Extracted data entries
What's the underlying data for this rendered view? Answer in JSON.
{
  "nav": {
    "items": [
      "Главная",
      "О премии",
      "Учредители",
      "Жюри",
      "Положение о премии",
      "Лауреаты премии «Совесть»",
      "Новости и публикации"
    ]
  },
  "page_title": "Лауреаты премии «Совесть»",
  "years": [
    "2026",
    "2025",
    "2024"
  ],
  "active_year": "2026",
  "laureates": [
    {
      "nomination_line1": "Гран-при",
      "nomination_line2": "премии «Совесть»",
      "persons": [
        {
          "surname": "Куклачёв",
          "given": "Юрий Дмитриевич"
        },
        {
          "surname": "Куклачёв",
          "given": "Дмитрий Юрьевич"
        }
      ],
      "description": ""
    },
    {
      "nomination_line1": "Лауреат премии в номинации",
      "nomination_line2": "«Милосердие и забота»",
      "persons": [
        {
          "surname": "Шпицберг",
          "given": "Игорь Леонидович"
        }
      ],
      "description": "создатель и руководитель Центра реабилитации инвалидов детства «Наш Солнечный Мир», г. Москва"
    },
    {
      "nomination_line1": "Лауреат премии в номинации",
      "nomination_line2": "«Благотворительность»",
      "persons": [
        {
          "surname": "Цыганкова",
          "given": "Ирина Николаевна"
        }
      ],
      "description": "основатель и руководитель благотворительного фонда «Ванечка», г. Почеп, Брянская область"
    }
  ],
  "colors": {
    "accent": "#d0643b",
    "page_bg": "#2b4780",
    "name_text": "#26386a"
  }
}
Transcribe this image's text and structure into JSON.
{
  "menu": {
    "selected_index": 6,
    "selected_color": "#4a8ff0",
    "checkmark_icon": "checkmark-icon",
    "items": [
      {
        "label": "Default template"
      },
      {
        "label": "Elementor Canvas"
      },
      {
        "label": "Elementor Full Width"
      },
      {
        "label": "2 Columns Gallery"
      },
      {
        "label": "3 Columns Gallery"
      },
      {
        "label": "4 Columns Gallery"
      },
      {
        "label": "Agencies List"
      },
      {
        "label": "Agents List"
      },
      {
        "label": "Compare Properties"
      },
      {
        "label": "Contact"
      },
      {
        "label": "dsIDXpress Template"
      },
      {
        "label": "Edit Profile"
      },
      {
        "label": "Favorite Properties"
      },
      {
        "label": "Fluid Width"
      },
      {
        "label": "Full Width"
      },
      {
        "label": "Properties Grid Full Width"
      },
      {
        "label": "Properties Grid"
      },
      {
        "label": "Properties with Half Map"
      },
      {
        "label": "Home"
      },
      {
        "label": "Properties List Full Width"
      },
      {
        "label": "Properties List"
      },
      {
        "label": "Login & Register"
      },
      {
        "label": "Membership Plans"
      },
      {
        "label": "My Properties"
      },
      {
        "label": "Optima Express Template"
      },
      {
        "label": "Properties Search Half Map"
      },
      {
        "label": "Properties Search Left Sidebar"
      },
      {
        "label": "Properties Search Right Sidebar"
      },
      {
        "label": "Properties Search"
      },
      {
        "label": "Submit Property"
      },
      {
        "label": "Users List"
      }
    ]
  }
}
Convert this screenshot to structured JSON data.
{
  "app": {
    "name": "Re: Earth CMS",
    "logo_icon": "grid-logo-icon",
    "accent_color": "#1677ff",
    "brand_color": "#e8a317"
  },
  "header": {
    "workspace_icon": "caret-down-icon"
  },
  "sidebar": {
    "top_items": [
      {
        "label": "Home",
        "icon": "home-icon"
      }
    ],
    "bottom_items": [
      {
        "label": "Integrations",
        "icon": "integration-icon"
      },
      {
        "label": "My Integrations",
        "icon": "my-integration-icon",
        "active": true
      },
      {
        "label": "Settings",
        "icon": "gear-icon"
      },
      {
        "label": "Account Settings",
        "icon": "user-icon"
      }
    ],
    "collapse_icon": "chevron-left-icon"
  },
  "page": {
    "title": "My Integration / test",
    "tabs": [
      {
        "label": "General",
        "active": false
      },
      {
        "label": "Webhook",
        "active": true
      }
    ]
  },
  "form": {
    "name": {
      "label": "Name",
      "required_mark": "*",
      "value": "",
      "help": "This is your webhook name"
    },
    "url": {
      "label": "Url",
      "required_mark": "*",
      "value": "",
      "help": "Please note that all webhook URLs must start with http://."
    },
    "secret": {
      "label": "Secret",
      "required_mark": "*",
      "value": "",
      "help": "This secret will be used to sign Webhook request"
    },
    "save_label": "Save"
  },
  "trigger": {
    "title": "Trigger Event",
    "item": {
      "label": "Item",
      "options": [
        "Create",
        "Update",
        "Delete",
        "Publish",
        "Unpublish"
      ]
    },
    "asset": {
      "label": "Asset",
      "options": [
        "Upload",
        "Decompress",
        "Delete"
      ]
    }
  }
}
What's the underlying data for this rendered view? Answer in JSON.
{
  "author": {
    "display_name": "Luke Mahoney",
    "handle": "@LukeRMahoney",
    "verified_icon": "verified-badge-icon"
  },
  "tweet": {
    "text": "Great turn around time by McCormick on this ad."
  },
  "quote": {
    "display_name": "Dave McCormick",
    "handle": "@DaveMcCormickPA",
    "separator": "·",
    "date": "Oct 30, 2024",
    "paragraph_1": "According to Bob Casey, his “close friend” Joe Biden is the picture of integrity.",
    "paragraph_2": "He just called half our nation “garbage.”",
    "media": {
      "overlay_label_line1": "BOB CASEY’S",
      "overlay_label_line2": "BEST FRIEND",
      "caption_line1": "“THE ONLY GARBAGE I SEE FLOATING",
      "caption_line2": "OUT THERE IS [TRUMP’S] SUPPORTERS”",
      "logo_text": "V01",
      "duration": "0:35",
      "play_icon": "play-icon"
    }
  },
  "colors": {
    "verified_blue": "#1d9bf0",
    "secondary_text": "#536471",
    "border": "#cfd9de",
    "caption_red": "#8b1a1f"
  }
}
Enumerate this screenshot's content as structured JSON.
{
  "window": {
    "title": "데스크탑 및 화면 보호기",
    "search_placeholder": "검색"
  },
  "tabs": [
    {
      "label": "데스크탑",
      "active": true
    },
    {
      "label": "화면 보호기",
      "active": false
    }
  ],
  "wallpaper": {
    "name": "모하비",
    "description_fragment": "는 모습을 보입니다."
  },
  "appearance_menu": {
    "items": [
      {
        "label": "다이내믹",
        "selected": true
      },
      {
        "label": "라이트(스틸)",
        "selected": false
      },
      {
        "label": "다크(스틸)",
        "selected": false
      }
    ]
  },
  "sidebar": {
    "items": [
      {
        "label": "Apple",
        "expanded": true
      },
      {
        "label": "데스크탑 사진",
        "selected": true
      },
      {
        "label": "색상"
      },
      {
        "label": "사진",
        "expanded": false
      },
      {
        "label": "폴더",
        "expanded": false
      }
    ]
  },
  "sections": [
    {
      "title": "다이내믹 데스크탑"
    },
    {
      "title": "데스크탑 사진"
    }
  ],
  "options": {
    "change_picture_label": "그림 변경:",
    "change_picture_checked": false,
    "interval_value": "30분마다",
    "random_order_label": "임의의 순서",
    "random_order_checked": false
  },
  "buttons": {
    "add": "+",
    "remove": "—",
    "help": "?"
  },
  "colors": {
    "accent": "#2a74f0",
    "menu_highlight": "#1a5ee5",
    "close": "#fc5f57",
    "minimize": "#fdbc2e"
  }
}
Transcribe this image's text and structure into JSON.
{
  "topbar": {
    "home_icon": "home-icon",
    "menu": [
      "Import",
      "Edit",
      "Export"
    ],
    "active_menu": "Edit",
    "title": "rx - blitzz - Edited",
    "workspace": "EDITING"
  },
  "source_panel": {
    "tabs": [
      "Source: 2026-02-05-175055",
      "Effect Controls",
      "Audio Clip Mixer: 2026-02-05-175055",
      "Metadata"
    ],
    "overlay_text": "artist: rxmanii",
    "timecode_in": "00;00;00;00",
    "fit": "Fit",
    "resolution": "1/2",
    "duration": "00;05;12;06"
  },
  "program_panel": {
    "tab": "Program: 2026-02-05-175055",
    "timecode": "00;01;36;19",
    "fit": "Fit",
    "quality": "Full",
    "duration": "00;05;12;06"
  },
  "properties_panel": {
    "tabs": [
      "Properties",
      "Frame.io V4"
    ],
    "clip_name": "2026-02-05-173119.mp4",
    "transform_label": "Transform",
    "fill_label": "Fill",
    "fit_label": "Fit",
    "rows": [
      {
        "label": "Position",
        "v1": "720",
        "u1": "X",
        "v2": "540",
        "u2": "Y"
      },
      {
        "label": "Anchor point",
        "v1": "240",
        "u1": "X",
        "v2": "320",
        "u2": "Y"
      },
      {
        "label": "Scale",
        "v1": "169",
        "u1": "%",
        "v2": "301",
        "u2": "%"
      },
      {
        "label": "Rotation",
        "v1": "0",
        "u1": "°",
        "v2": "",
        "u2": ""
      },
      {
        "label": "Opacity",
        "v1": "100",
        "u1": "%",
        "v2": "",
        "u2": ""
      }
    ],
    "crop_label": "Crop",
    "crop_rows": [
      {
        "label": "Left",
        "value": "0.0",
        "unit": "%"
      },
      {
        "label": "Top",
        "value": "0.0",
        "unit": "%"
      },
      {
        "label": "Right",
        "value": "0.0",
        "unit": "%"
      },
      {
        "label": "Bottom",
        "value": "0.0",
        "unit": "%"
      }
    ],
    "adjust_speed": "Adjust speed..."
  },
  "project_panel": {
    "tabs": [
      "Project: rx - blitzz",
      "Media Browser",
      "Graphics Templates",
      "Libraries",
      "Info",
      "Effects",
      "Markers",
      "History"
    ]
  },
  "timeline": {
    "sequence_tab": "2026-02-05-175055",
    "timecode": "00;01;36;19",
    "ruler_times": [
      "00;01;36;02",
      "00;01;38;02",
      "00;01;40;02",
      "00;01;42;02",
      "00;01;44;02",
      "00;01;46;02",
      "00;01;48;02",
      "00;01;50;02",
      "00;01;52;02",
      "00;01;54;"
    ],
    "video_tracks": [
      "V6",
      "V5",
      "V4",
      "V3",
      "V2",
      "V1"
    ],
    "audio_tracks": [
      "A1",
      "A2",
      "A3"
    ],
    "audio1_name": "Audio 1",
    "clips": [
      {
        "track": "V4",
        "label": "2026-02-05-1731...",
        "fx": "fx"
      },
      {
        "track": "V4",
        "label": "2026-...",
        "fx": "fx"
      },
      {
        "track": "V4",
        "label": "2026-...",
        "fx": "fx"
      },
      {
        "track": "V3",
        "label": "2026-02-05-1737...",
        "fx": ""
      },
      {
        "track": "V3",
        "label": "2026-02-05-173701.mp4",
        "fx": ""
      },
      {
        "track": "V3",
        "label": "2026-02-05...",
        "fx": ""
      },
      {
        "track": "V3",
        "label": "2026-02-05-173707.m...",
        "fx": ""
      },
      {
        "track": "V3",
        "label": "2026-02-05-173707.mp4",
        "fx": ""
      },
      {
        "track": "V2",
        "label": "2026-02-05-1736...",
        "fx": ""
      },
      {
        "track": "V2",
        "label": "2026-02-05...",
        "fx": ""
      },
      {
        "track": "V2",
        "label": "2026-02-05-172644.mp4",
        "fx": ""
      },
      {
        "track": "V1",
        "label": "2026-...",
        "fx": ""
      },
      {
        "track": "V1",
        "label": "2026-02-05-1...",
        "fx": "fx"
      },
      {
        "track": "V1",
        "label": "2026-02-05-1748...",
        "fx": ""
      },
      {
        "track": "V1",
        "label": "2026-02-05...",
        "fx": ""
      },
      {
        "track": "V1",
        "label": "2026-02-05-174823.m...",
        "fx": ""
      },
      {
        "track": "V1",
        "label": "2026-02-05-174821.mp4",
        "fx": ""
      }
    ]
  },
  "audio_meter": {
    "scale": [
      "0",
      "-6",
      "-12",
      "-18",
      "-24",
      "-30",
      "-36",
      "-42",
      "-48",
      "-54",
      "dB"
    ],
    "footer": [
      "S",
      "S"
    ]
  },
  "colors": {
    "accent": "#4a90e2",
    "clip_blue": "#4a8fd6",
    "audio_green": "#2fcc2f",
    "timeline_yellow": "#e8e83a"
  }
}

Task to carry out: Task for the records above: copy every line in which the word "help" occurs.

Response to this exercise:
      "help": "This is your webhook name"
      "help": "Please note that all webhook URLs must start with http://."
      "help": "This secret will be used to sign Webhook request"
    "help": "?"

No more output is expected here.